§ **Problem description**
Exactly as given, reproduce the records in full.

§ **Items from a data source**
---------------

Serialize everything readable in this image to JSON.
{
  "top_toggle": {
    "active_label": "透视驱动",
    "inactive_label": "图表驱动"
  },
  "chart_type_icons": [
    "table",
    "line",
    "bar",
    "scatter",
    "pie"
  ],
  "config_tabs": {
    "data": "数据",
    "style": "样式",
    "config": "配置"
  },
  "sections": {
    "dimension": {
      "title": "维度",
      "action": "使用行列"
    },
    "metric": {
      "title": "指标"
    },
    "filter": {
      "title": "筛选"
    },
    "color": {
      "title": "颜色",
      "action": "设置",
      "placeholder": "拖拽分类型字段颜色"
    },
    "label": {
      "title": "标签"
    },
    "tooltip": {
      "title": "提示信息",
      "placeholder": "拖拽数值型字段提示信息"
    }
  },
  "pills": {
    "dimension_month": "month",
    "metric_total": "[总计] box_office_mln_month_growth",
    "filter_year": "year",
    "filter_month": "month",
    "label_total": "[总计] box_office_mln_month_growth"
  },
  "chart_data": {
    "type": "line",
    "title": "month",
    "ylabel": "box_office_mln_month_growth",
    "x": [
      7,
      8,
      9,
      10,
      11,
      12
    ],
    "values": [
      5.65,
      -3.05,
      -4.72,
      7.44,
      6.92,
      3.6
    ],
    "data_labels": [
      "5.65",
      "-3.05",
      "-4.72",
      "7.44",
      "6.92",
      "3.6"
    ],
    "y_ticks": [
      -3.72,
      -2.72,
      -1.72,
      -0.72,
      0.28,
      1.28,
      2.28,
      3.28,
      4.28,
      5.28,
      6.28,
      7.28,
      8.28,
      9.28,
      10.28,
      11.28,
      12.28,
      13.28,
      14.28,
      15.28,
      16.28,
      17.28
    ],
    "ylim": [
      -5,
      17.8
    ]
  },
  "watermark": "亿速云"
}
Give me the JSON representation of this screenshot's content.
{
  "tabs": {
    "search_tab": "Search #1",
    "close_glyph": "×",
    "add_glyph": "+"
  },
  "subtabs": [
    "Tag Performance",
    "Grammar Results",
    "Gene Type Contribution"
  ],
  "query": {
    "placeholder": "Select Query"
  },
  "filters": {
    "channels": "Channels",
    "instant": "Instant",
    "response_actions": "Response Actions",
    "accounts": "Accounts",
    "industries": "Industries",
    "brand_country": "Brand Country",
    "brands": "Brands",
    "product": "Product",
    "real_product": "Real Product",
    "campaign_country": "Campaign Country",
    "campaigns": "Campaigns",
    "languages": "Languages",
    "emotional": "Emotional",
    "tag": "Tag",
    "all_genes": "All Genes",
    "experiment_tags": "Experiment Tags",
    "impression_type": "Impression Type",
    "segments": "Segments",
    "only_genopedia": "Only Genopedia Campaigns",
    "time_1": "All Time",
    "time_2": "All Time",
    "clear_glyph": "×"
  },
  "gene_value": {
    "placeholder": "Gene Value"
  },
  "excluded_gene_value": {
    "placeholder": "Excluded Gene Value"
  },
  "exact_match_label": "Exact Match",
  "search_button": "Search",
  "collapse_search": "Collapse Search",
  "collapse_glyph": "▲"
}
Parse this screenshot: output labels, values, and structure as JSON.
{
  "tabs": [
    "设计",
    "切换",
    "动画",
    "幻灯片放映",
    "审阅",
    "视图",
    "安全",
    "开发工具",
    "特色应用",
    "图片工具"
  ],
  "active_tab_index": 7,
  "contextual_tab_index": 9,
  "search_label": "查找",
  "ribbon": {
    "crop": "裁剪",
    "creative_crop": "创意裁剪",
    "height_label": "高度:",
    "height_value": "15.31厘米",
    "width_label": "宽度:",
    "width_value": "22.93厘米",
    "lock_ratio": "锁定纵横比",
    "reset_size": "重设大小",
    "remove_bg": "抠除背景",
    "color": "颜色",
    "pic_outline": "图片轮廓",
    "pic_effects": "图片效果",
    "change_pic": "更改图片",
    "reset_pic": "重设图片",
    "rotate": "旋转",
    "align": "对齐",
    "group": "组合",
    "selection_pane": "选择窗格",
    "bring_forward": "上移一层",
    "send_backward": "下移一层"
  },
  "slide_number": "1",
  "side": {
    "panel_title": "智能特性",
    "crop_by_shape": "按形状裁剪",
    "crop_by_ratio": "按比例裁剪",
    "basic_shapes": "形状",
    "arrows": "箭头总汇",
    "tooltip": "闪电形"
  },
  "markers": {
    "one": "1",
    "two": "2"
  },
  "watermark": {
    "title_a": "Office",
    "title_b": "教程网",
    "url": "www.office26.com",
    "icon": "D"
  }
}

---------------

§ **Completed task**
Serialize everything readable in this image to JSON.
{
  "top_toggle": {
    "active_label": "透视驱动",
    "inactive_label": "图表驱动"
  },
  "chart_type_icons": [
    "table",
    "line",
    "bar",
    "scatter",
    "pie"
  ],
  "config_tabs": {
    "data": "数据",
    "style": "样式",
    "config": "配置"
  },
  "sections": {
    "dimension": {
      "title": "维度",
      "action": "使用行列"
    },
    "metric": {
      "title": "指标"
    },
    "filter": {
      "title": "筛选"
    },
    "color": {
      "title": "颜色",
      "action": "设置",
      "placeholder": "拖拽分类型字段颜色"
    },
    "label": {
      "title": "标签"
    },
    "tooltip": {
      "title": "提示信息",
      "placeholder": "拖拽数值型字段提示信息"
    }
  },
  "pills": {
    "dimension_month": "month",
    "metric_total": "[总计] box_office_mln_month_growth",
    "filter_year": "year",
    "filter_month": "month",
    "label_total": "[总计] box_office_mln_month_growth"
  },
  "chart_data": {
    "type": "line",
    "title": "month",
    "ylabel": "box_office_mln_month_growth",
    "x": [
      7,
      8,
      9,
      10,
      11,
      12
    ],
    "values": [
      5.65,
      -3.05,
      -4.72,
      7.44,
      6.92,
      3.6
    ],
    "data_labels": [
      "5.65",
      "-3.05",
      "-4.72",
      "7.44",
      "6.92",
      "3.6"
    ],
    "y_ticks": [
      -3.72,
      -2.72,
      -1.72,
      -0.72,
      0.28,
      1.28,
      2.28,
      3.28,
      4.28,
      5.28,
      6.28,
      7.28,
      8.28,
      9.28,
      10.28,
      11.28,
      12.28,
      13.28,
      14.28,
      15.28,
      16.28,
      17.28
    ],
    "ylim": [
      -5,
      17.8
    ]
  },
  "watermark": "亿速云"
}
Give me the JSON representation of this screenshot's content.
{
  "tabs": {
    "search_tab": "Search #1",
    "close_glyph": "×",
    "add_glyph": "+"
  },
  "subtabs": [
    "Tag Performance",
    "Grammar Results",
    "Gene Type Contribution"
  ],
  "query": {
    "placeholder": "Select Query"
  },
  "filters": {
    "channels": "Channels",
    "instant": "Instant",
    "response_actions": "Response Actions",
    "accounts": "Accounts",
    "industries": "Industries",
    "brand_country": "Brand Country",
    "brands": "Brands",
    "product": "Product",
    "real_product": "Real Product",
    "campaign_country": "Campaign Country",
    "campaigns": "Campaigns",
    "languages": "Languages",
    "emotional": "Emotional",
    "tag": "Tag",
    "all_genes": "All Genes",
    "experiment_tags": "Experiment Tags",
    "impression_type": "Impression Type",
    "segments": "Segments",
    "only_genopedia": "Only Genopedia Campaigns",
    "time_1": "All Time",
    "time_2": "All Time",
    "clear_glyph": "×"
  },
  "gene_value": {
    "placeholder": "Gene Value"
  },
  "excluded_gene_value": {
    "placeholder": "Excluded Gene Value"
  },
  "exact_match_label": "Exact Match",
  "search_button": "Search",
  "collapse_search": "Collapse Search",
  "collapse_glyph": "▲"
}
Parse this screenshot: output labels, values, and structure as JSON.
{
  "tabs": [
    "设计",
    "切换",
    "动画",
    "幻灯片放映",
    "审阅",
    "视图",
    "安全",
    "开发工具",
    "特色应用",
    "图片工具"
  ],
  "active_tab_index": 7,
  "contextual_tab_index": 9,
  "search_label": "查找",
  "ribbon": {
    "crop": "裁剪",
    "creative_crop": "创意裁剪",
    "height_label": "高度:",
    "height_value": "15.31厘米",
    "width_label": "宽度:",
    "width_value": "22.93厘米",
    "lock_ratio": "锁定纵横比",
    "reset_size": "重设大小",
    "remove_bg": "抠除背景",
    "color": "颜色",
    "pic_outline": "图片轮廓",
    "pic_effects": "图片效果",
    "change_pic": "更改图片",
    "reset_pic": "重设图片",
    "rotate": "旋转",
    "align": "对齐",
    "group": "组合",
    "selection_pane": "选择窗格",
    "bring_forward": "上移一层",
    "send_backward": "下移一层"
  },
  "slide_number": "1",
  "side": {
    "panel_title": "智能特性",
    "crop_by_shape": "按形状裁剪",
    "crop_by_ratio": "按比例裁剪",
    "basic_shapes": "形状",
    "arrows": "箭头总汇",
    "tooltip": "闪电形"
  },
  "markers": {
    "one": "1",
    "two": "2"
  },
  "watermark": {
    "title_a": "Office",
    "title_b": "教程网",
    "url": "www.office26.com",
    "icon": "D"
  }
}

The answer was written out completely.